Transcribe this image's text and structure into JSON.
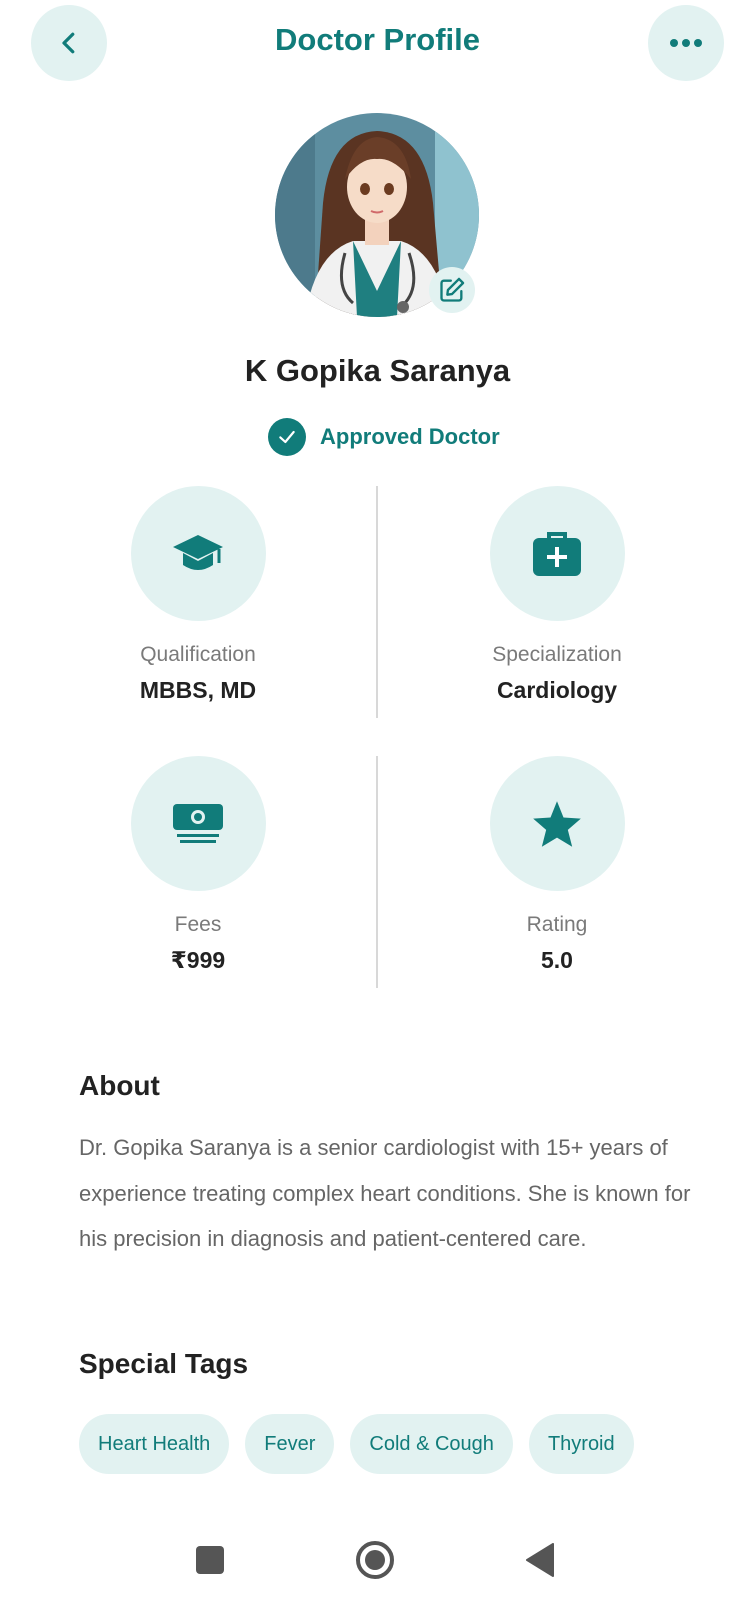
{
  "header": {
    "title": "Doctor Profile"
  },
  "doctor": {
    "name": "K Gopika Saranya",
    "status": "Approved Doctor"
  },
  "stats": [
    {
      "label": "Qualification",
      "value": "MBBS, MD",
      "icon": "graduation-cap-icon"
    },
    {
      "label": "Specialization",
      "value": "Cardiology",
      "icon": "medical-kit-icon"
    },
    {
      "label": "Fees",
      "value": "₹999",
      "icon": "cash-icon"
    },
    {
      "label": "Rating",
      "value": "5.0",
      "icon": "star-icon"
    }
  ],
  "about": {
    "heading": "About",
    "text": "Dr. Gopika Saranya is a senior cardiologist with 15+ years of experience treating complex heart conditions. She is known for his precision in diagnosis and patient-centered care."
  },
  "tags": {
    "heading": "Special Tags",
    "items": [
      "Heart Health",
      "Fever",
      "Cold & Cough",
      "Thyroid"
    ]
  },
  "colors": {
    "accent": "#117c7a",
    "accent_light": "#e2f2f1"
  }
}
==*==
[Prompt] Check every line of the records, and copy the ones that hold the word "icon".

[Response area]
      "icon": "graduation-cap-icon"
      "icon": "medical-kit-icon"
      "icon": "cash-icon"
      "icon": "star-icon"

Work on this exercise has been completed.